[Start of section]

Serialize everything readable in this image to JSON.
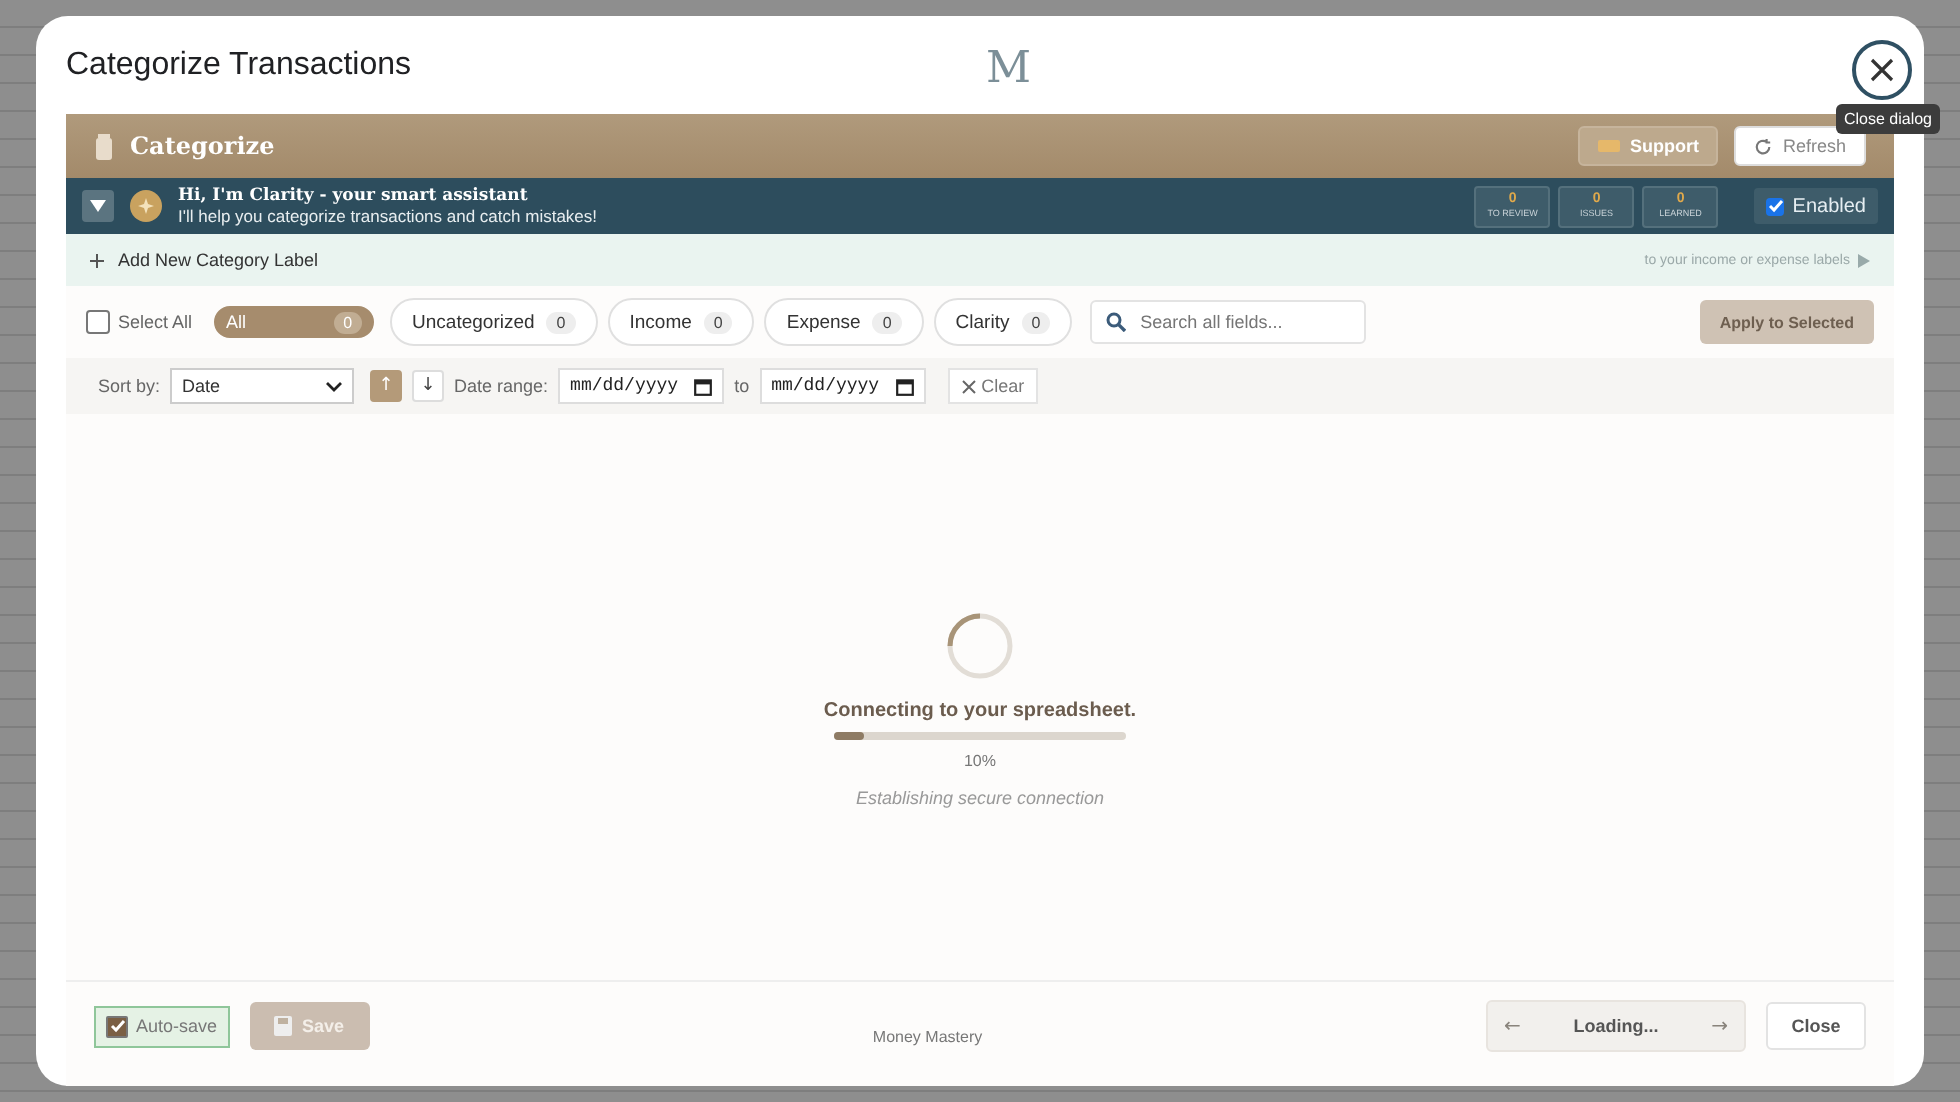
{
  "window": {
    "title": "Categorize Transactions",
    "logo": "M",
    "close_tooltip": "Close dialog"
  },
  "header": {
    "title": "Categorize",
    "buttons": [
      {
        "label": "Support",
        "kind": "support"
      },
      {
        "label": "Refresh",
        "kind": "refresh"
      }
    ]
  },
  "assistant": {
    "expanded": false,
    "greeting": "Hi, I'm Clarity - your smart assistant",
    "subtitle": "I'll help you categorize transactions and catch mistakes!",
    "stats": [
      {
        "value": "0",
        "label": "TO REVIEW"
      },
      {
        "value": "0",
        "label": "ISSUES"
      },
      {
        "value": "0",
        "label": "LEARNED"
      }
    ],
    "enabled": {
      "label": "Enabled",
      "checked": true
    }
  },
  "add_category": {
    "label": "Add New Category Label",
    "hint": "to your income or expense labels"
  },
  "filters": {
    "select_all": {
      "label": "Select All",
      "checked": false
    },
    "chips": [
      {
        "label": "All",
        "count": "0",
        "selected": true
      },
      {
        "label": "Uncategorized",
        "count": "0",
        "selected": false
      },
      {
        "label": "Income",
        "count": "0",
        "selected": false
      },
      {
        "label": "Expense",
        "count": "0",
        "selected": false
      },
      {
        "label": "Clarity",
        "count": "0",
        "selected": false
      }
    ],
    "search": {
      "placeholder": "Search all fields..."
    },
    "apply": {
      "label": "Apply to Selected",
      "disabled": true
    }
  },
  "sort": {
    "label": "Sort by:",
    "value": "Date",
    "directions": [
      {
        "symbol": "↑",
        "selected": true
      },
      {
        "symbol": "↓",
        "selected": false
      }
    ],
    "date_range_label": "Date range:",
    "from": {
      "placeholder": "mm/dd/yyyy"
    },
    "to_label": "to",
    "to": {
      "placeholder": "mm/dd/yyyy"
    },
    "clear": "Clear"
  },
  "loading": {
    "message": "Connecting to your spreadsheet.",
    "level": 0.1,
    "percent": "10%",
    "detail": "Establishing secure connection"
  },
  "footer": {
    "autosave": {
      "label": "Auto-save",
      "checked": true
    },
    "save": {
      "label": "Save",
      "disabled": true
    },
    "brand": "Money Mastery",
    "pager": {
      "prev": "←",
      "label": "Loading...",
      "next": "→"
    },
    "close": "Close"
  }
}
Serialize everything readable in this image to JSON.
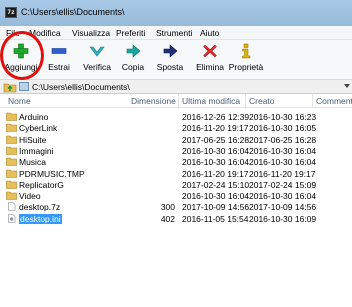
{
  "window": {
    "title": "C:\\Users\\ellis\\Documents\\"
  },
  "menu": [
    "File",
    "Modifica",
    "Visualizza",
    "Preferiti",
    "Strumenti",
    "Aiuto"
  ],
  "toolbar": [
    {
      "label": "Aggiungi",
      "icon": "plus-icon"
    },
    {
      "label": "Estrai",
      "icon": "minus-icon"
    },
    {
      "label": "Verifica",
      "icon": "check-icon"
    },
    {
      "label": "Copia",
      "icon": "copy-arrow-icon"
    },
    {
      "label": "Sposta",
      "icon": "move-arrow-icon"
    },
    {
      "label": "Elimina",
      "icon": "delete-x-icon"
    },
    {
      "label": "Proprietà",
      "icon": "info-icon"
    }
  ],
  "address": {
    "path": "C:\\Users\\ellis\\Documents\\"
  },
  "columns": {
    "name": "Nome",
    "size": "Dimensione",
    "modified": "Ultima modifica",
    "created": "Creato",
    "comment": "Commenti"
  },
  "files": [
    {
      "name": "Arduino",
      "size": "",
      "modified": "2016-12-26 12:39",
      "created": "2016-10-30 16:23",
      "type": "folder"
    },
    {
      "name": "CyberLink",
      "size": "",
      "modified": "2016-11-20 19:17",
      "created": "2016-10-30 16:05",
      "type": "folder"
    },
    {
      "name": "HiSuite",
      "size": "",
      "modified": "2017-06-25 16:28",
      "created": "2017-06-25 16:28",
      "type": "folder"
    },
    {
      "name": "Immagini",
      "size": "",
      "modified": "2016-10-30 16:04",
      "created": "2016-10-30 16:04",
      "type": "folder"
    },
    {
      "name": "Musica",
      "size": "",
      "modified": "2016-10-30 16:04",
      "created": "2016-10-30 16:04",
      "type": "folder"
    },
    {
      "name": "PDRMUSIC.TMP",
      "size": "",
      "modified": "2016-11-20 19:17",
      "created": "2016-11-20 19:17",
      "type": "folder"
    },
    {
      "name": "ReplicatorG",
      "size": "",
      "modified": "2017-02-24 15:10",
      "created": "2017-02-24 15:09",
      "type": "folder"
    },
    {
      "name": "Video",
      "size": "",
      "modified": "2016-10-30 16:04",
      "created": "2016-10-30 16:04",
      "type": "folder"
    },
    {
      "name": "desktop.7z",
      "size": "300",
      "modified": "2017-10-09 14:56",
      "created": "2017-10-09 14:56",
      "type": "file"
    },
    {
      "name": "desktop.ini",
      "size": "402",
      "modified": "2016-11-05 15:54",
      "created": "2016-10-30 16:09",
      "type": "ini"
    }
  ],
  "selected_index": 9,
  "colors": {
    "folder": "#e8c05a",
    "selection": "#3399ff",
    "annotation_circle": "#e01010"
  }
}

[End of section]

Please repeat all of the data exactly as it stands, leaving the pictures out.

:: ANSWER TO THIS TASK ::
Serialize everything readable in this image to JSON.
{
  "window": {
    "title": "Categorize Transactions",
    "logo": "M",
    "close_tooltip": "Close dialog"
  },
  "header": {
    "title": "Categorize",
    "buttons": [
      {
        "label": "Support",
        "kind": "support"
      },
      {
        "label": "Refresh",
        "kind": "refresh"
      }
    ]
  },
  "assistant": {
    "expanded": false,
    "greeting": "Hi, I'm Clarity - your smart assistant",
    "subtitle": "I'll help you categorize transactions and catch mistakes!",
    "stats": [
      {
        "value": "0",
        "label": "TO REVIEW"
      },
      {
        "value": "0",
        "label": "ISSUES"
      },
      {
        "value": "0",
        "label": "LEARNED"
      }
    ],
    "enabled": {
      "label": "Enabled",
      "checked": true
    }
  },
  "add_category": {
    "label": "Add New Category Label",
    "hint": "to your income or expense labels"
  },
  "filters": {
    "select_all": {
      "label": "Select All",
      "checked": false
    },
    "chips": [
      {
        "label": "All",
        "count": "0",
        "selected": true
      },
      {
        "label": "Uncategorized",
        "count": "0",
        "selected": false
      },
      {
        "label": "Income",
        "count": "0",
        "selected": false
      },
      {
        "label": "Expense",
        "count": "0",
        "selected": false
      },
      {
        "label": "Clarity",
        "count": "0",
        "selected": false
      }
    ],
    "search": {
      "placeholder": "Search all fields..."
    },
    "apply": {
      "label": "Apply to Selected",
      "disabled": true
    }
  },
  "sort": {
    "label": "Sort by:",
    "value": "Date",
    "directions": [
      {
        "symbol": "↑",
        "selected": true
      },
      {
        "symbol": "↓",
        "selected": false
      }
    ],
    "date_range_label": "Date range:",
    "from": {
      "placeholder": "mm/dd/yyyy"
    },
    "to_label": "to",
    "to": {
      "placeholder": "mm/dd/yyyy"
    },
    "clear": "Clear"
  },
  "loading": {
    "message": "Connecting to your spreadsheet.",
    "level": 0.1,
    "percent": "10%",
    "detail": "Establishing secure connection"
  },
  "footer": {
    "autosave": {
      "label": "Auto-save",
      "checked": true
    },
    "save": {
      "label": "Save",
      "disabled": true
    },
    "brand": "Money Mastery",
    "pager": {
      "prev": "←",
      "label": "Loading...",
      "next": "→"
    },
    "close": "Close"
  }
}
Serialize everything readable in this image to JSON.
{
  "window": {
    "title": "C:\\Users\\ellis\\Documents\\"
  },
  "menu": [
    "File",
    "Modifica",
    "Visualizza",
    "Preferiti",
    "Strumenti",
    "Aiuto"
  ],
  "toolbar": [
    {
      "label": "Aggiungi",
      "icon": "plus-icon"
    },
    {
      "label": "Estrai",
      "icon": "minus-icon"
    },
    {
      "label": "Verifica",
      "icon": "check-icon"
    },
    {
      "label": "Copia",
      "icon": "copy-arrow-icon"
    },
    {
      "label": "Sposta",
      "icon": "move-arrow-icon"
    },
    {
      "label": "Elimina",
      "icon": "delete-x-icon"
    },
    {
      "label": "Proprietà",
      "icon": "info-icon"
    }
  ],
  "address": {
    "path": "C:\\Users\\ellis\\Documents\\"
  },
  "columns": {
    "name": "Nome",
    "size": "Dimensione",
    "modified": "Ultima modifica",
    "created": "Creato",
    "comment": "Commenti"
  },
  "files": [
    {
      "name": "Arduino",
      "size": "",
      "modified": "2016-12-26 12:39",
      "created": "2016-10-30 16:23",
      "type": "folder"
    },
    {
      "name": "CyberLink",
      "size": "",
      "modified": "2016-11-20 19:17",
      "created": "2016-10-30 16:05",
      "type": "folder"
    },
    {
      "name": "HiSuite",
      "size": "",
      "modified": "2017-06-25 16:28",
      "created": "2017-06-25 16:28",
      "type": "folder"
    },
    {
      "name": "Immagini",
      "size": "",
      "modified": "2016-10-30 16:04",
      "created": "2016-10-30 16:04",
      "type": "folder"
    },
    {
      "name": "Musica",
      "size": "",
      "modified": "2016-10-30 16:04",
      "created": "2016-10-30 16:04",
      "type": "folder"
    },
    {
      "name": "PDRMUSIC.TMP",
      "size": "",
      "modified": "2016-11-20 19:17",
      "created": "2016-11-20 19:17",
      "type": "folder"
    },
    {
      "name": "ReplicatorG",
      "size": "",
      "modified": "2017-02-24 15:10",
      "created": "2017-02-24 15:09",
      "type": "folder"
    },
    {
      "name": "Video",
      "size": "",
      "modified": "2016-10-30 16:04",
      "created": "2016-10-30 16:04",
      "type": "folder"
    },
    {
      "name": "desktop.7z",
      "size": "300",
      "modified": "2017-10-09 14:56",
      "created": "2017-10-09 14:56",
      "type": "file"
    },
    {
      "name": "desktop.ini",
      "size": "402",
      "modified": "2016-11-05 15:54",
      "created": "2016-10-30 16:09",
      "type": "ini"
    }
  ],
  "selected_index": 9,
  "colors": {
    "folder": "#e8c05a",
    "selection": "#3399ff",
    "annotation_circle": "#e01010"
  }
}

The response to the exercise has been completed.